Four more deaths in Bolivia protests: rights commission

Police launch tear gas to disperse the supporters of former President Evo Morales in La Paz, Bolivia, Friday, Nov. 15, 2019. (AP)
Updated 17 November 2019

Four more deaths in Bolivia protests: rights commission

  • The new deaths were announced after five protesters were killed in clashes with security forces on Friday in central Bolivia
  • The Washington-based IACHR, a part of the Organization of American States, also recorded 122 wounded since Friday

LA PAZ, Bolivia: Four more people have died in protests in Bolivia, raising the total number killed in the political unrest to 23, the Inter-American Commission on Human Rights said Saturday.

The new deaths were announced after five protesters were killed in clashes with security forces on Friday in central Bolivia, a political stronghold of exiled ex-president Evo Morales.

The Washington-based IACHR, a part of the Organization of American States, also recorded 122 wounded since Friday.

While the rights commission counts nine dead over the past two days, the official government tally remains at five.

Interim leader Jeanine Anez’s cabinet chief Jerjes Justiniano told reporters Saturday night that he would ask for “forensic doctors to speed up their work,” but did not confirm a higher toll.

Fierce clashes between Morales’ supporters and police forces have been ongoing since Anez, 52, declared herself acting president on Tuesday.

The former deputy senate speaker took over the top job to avoid a power vacuum — a move endorsed by the Constitutional Court.

The IACHR said it considers as “serious” her Thursday decree authorizing the armed forces to participate in maintaining order and exempting them from any criminal responsibility.

Morales, 60, said on Twitter that the measure gave “carte blanche and impunity to massacre people.”

Unrest in Bolivia first erupted when Morales — the country’s first indigenous president — was accused of rigging the results of October 20 polls to gain re-election for a fourth term.

He eventually resigned and fled to Mexico after losing the support of Bolivia’s security forces following weeks of protests.


Disney World to reopen as coronavirus cases surge in Florida

Updated 9 min 18 sec ago

Disney World to reopen as coronavirus cases surge in Florida

  • The reopening comes as a huge surge of Floridians have tested positive for the new coronavirus in recent weeks
  • All of Disney’s Orlando parks closed in mid-March in an effort to stop the virus’s spread
ORLANDO, Florida: “The Most Magical Place on Earth” is reopening after nearly four months with new rules in place to help prevent the spread of COVID-19.
Walt Disney World’s Magic Kingdom and Animal Kingdom are reopening Saturday, while Epcot and Disney’s Hollywood Studios will follow four days later.
The reopening comes as a huge surge of Floridians have tested positive for the new coronavirus in recent weeks.

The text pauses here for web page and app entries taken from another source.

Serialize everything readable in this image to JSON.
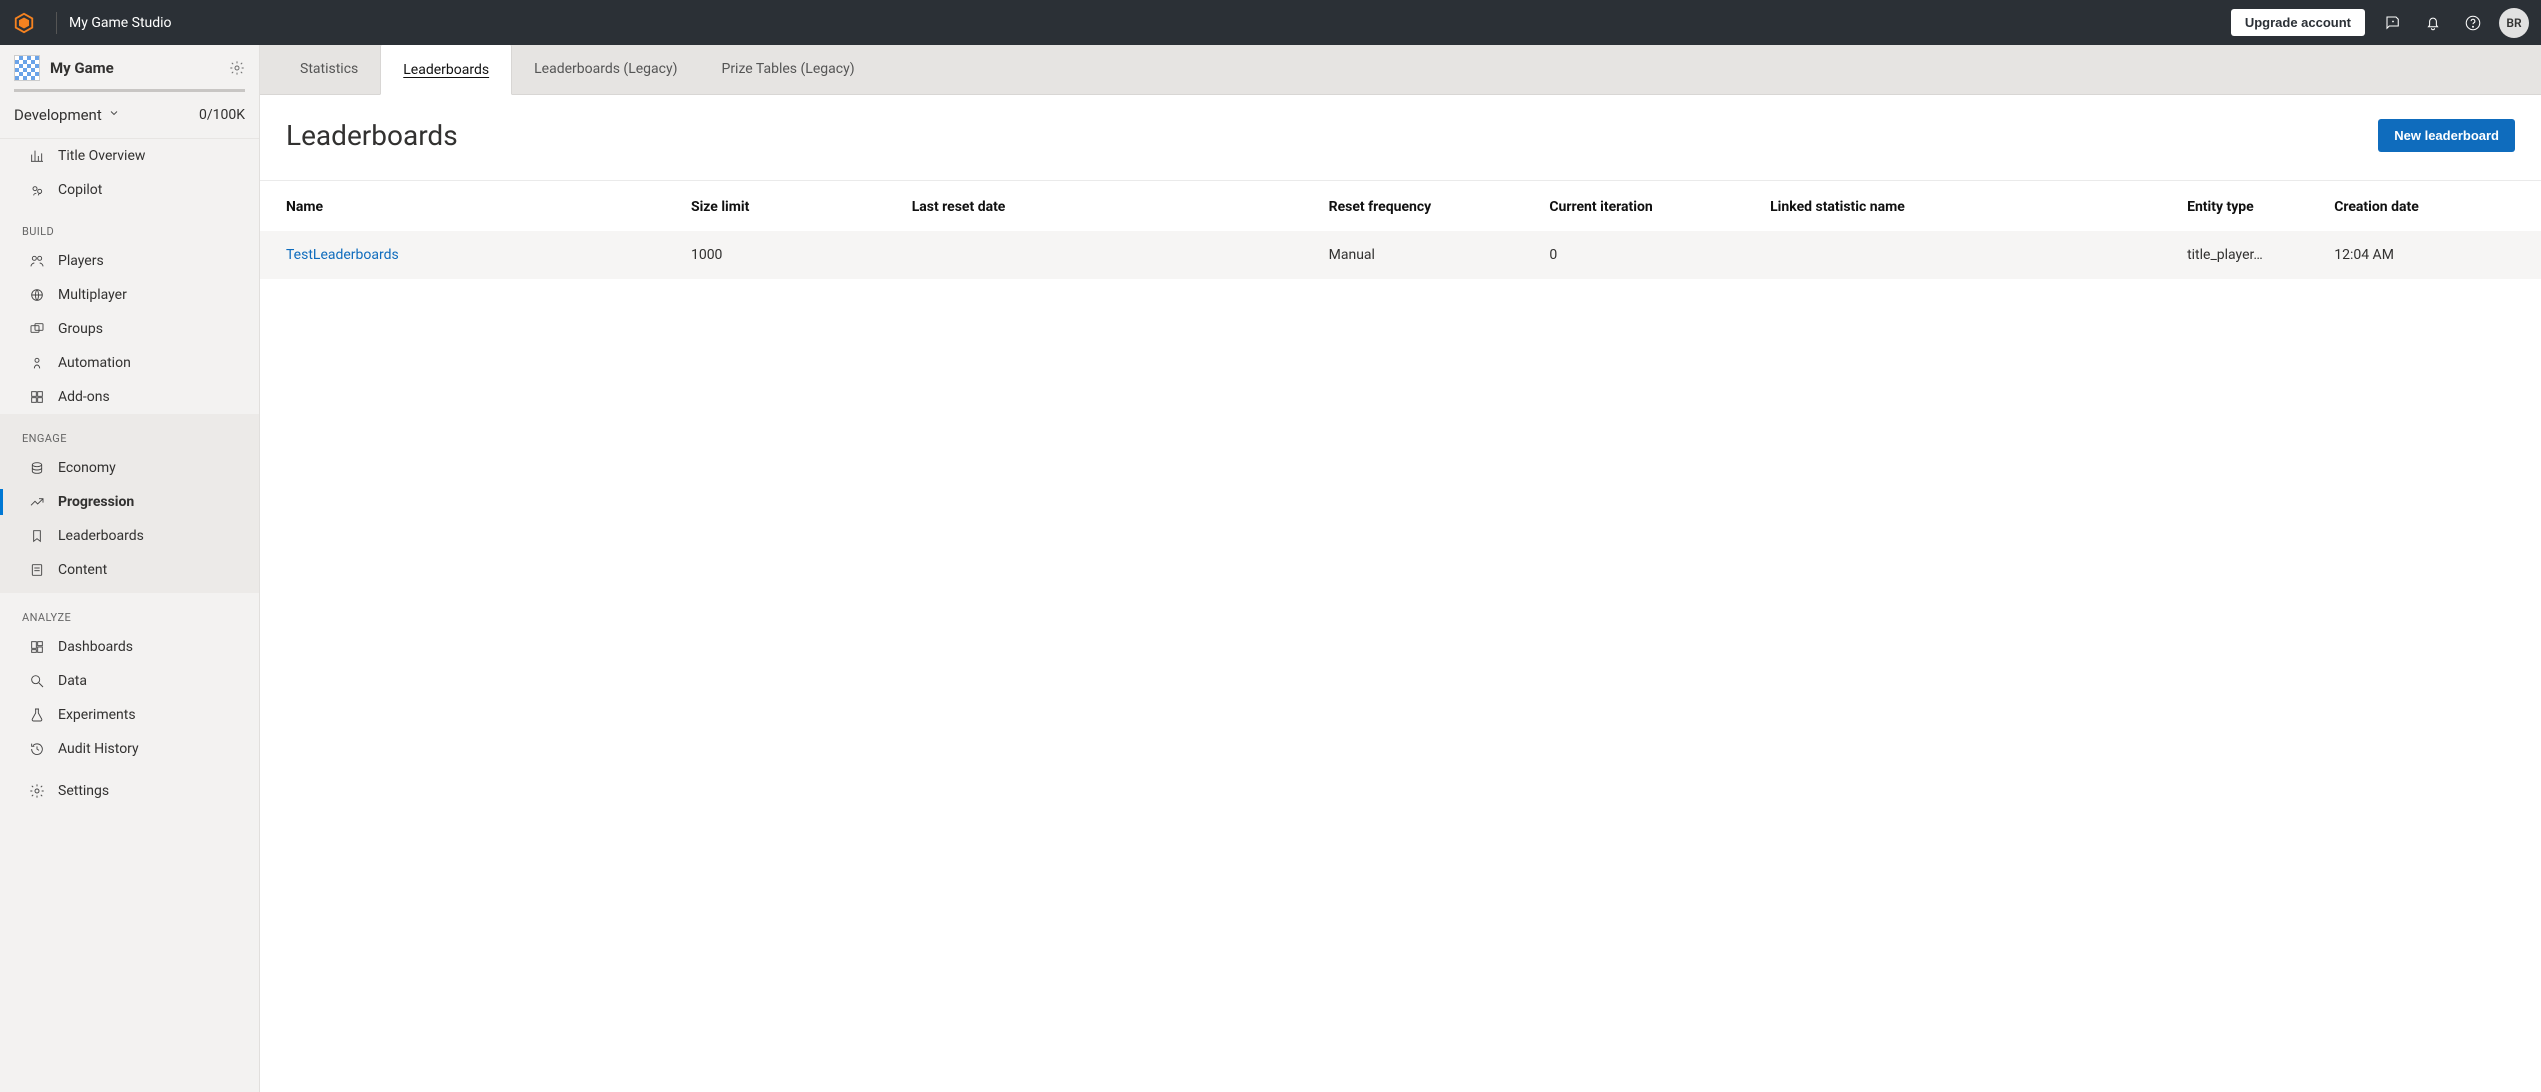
{
  "topbar": {
    "studio_name": "My Game Studio",
    "upgrade_label": "Upgrade account",
    "avatar_initials": "BR"
  },
  "sidebar": {
    "game_name": "My Game",
    "environment": "Development",
    "usage": "0/100K",
    "item_title_overview": "Title Overview",
    "item_copilot": "Copilot",
    "section_build": "BUILD",
    "item_players": "Players",
    "item_multiplayer": "Multiplayer",
    "item_groups": "Groups",
    "item_automation": "Automation",
    "item_addons": "Add-ons",
    "section_engage": "ENGAGE",
    "item_economy": "Economy",
    "item_progression": "Progression",
    "item_leaderboards": "Leaderboards",
    "item_content": "Content",
    "section_analyze": "ANALYZE",
    "item_dashboards": "Dashboards",
    "item_data": "Data",
    "item_experiments": "Experiments",
    "item_audit": "Audit History",
    "item_settings": "Settings"
  },
  "tabs": {
    "statistics": "Statistics",
    "leaderboards": "Leaderboards",
    "leaderboards_legacy": "Leaderboards (Legacy)",
    "prize_tables_legacy": "Prize Tables (Legacy)"
  },
  "page": {
    "title": "Leaderboards",
    "new_button": "New leaderboard"
  },
  "table": {
    "headers": {
      "name": "Name",
      "size_limit": "Size limit",
      "last_reset": "Last reset date",
      "reset_freq": "Reset frequency",
      "current_iter": "Current iteration",
      "linked_stat": "Linked statistic name",
      "entity_type": "Entity type",
      "creation_date": "Creation date"
    },
    "rows": [
      {
        "name": "TestLeaderboards",
        "size_limit": "1000",
        "last_reset": "",
        "reset_freq": "Manual",
        "current_iter": "0",
        "linked_stat": "",
        "entity_type": "title_player…",
        "creation_date": "12:04 AM"
      }
    ]
  }
}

Many cities and counties around the state have recently reinstated restrictions that had been lifted in May, when cases seemed to drop.
All of Disney’s Orlando parks closed in mid-March in an effort to stop the virus’s spread. Universal Orlando and SeaWorld Orlando closed around the same time but reopened several weeks ago after instituting similar rules to protect employees and customers from the virus.
Disney’s new rules include mandatory masks and social distancing. Visitors will need reservations to enter a park, and they won’t be allowed to hop between parks. Both visitors and employees will receive temperature checks when they enter. Fireworks shows and parades have been suspended to prevent drawing too many people together.
Disney has been opening its parks back up around the globe for the past two months. In May, the company opened Disney Springs, a complex of shops, restaurants and entertainment venues in Lake Buena Vista.